Mayor Goff’s announcement that some (but not all – good on you Cr Greg Sayers for voting against it) Auckland councillors have voted to apply an 11.5 cents per litre fuel tax to the whole region is not only premature but arrogant in the extreme and makes a mockery of our democratic Parliamentary system. This tax is not even legal yet as the enabling legislation has not yet been passed. The bill has only just been reported back to Parliament and has yet to survive two more debates in the House before it becomes law. Imagine how much egg Goff will have on his face if just one of the coalition partners decides not to support it. Either NZ First or the Greens could scuttle it if they truly had their populations’ interests at heart. No doubt Goff has spent many hours bending the collective ears of his Labour buddies over this and it makes you wonder just who is running the country. If Auckland Council cannot make their books balance and provide the necessary basic infrastructure for Auckland then they should first be looking to the other side of their ledger and cutting out some of the many extravagances from their programme before dipping into the public purse for more money.
With the Rodney Local Board having recently opted for a targeted rate, plus the regional fuel tax and the government’s proposed increase in excise tax (both of which will hit us in North Rodney harder than our city counterparts as we have no public transport system to speak of), we in North Rodney are facing a triple whammy. Many will no doubt face considerable financial stress.
Bill Townson, Scotts Landing (abridged)
In defence of rats
In a letter arguing for the protection of the wallabies on Kawau, your correspondent says that they should not be treated like rats (MM May 16). Perhaps it is not unreasonable to ask why rats ought to be treated less humanely than wallabies? Rats have social structures and exhibit altruism that vies with and frankly exceeds that of some humans. I am as ready as the next person to fly into a rage when I see that a rat has found the avocado high up our tree and half eaten it before I even knew it was there. Difficult as it is to accept, that is not the rat’s fault. It is suggested we ought to take it easy on wallaby because they have been here for over 150 years. Rats have been here much longer than that.
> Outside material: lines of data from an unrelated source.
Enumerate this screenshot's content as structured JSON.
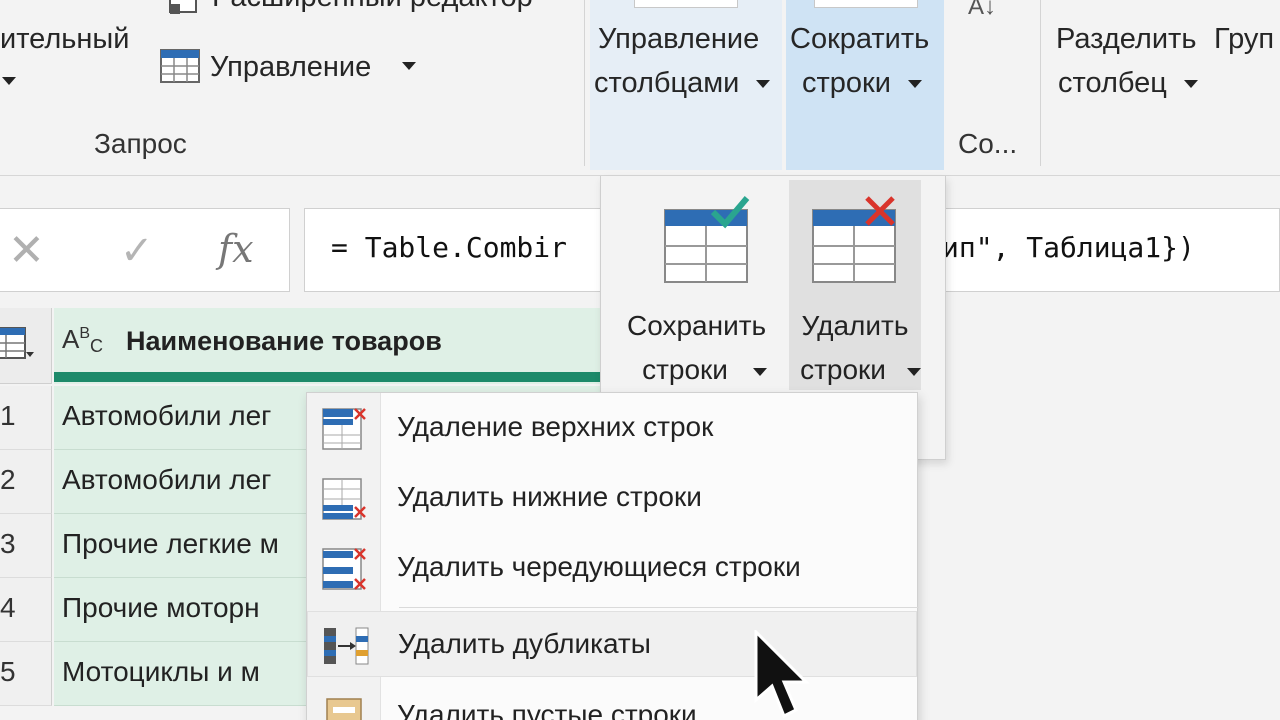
{
  "ribbon": {
    "advanced_editor_label": "Расширенный редактор",
    "partial_left_label": "ительный",
    "manage_label": "Управление",
    "query_group_label": "Запрос",
    "manage_columns_line1": "Управление",
    "manage_columns_line2": "столбцами",
    "reduce_rows_line1": "Сократить",
    "reduce_rows_line2": "строки",
    "sort_icon_text": "A↓",
    "sort_group_label": "Со...",
    "split_column_line1": "Разделить",
    "split_column_line2": "столбец",
    "group_partial_label": "Груп"
  },
  "formula_bar": {
    "cancel_icon": "x-icon",
    "confirm_icon": "check-icon",
    "fx_label": "fx",
    "formula_visible_left": "= Table.Combir",
    "formula_visible_right": "ип\", Таблица1})"
  },
  "grid": {
    "column_type_label": "ABC",
    "column_header": "Наименование товаров",
    "rows": [
      {
        "num": "1",
        "value": "Автомобили лег"
      },
      {
        "num": "2",
        "value": "Автомобили лег"
      },
      {
        "num": "3",
        "value": "Прочие легкие м"
      },
      {
        "num": "4",
        "value": "Прочие моторн"
      },
      {
        "num": "5",
        "value": "Мотоциклы и м"
      }
    ]
  },
  "flyout": {
    "keep_rows_line1": "Сохранить",
    "keep_rows_line2": "строки",
    "remove_rows_line1": "Удалить",
    "remove_rows_line2": "строки"
  },
  "menu": {
    "items": [
      {
        "label": "Удаление верхних строк",
        "icon": "remove-top-rows-icon"
      },
      {
        "label": "Удалить нижние строки",
        "icon": "remove-bottom-rows-icon"
      },
      {
        "label": "Удалить чередующиеся строки",
        "icon": "remove-alternate-rows-icon"
      },
      {
        "label": "Удалить дубликаты",
        "icon": "remove-duplicates-icon"
      },
      {
        "label": "Удалить пустые строки",
        "icon": "remove-blank-rows-icon"
      }
    ]
  },
  "colors": {
    "accent_blue": "#2e6db4",
    "selected_ribbon": "#cfe3f4",
    "column_green": "#dff0e6",
    "column_bar": "#1d8a6a",
    "remove_red": "#d9342b",
    "keep_teal": "#2aa58f"
  }
}
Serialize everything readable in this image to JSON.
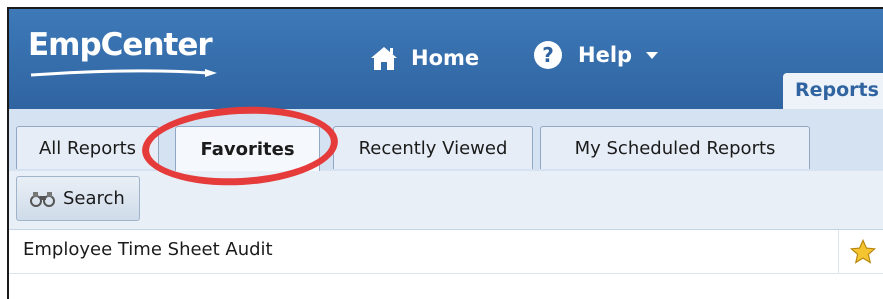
{
  "header": {
    "logo_text": "EmpCenter",
    "nav": {
      "home_label": "Home",
      "home_icon": "home-icon",
      "help_label": "Help",
      "help_icon": "question-circle-icon"
    },
    "top_tab_label": "Reports"
  },
  "tabs": [
    {
      "label": "All Reports",
      "active": false
    },
    {
      "label": "Favorites",
      "active": true
    },
    {
      "label": "Recently Viewed",
      "active": false
    },
    {
      "label": "My Scheduled Reports",
      "active": false
    }
  ],
  "toolbar": {
    "search_label": "Search",
    "search_icon": "binoculars-icon"
  },
  "rows": [
    {
      "label": "Employee Time Sheet Audit",
      "favorite": true,
      "favorite_icon": "star-icon"
    }
  ],
  "colors": {
    "header_blue": "#2f64a1",
    "highlight_red": "#e63b3b",
    "star_yellow": "#f5c431"
  }
}
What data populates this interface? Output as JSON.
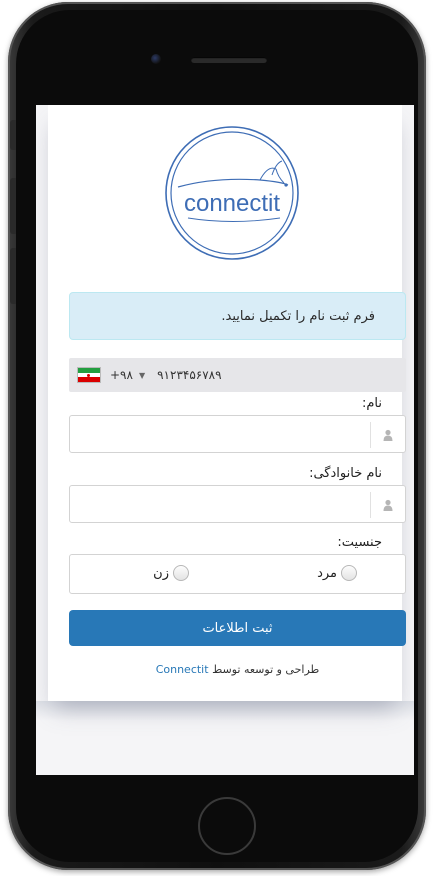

Based on the logic expressed, there is not a very good case for retaining white humans, whose environmental damage and habitat destruction since they arrived is truly monstrous in scale.
Bruce Rogan, Mangawhai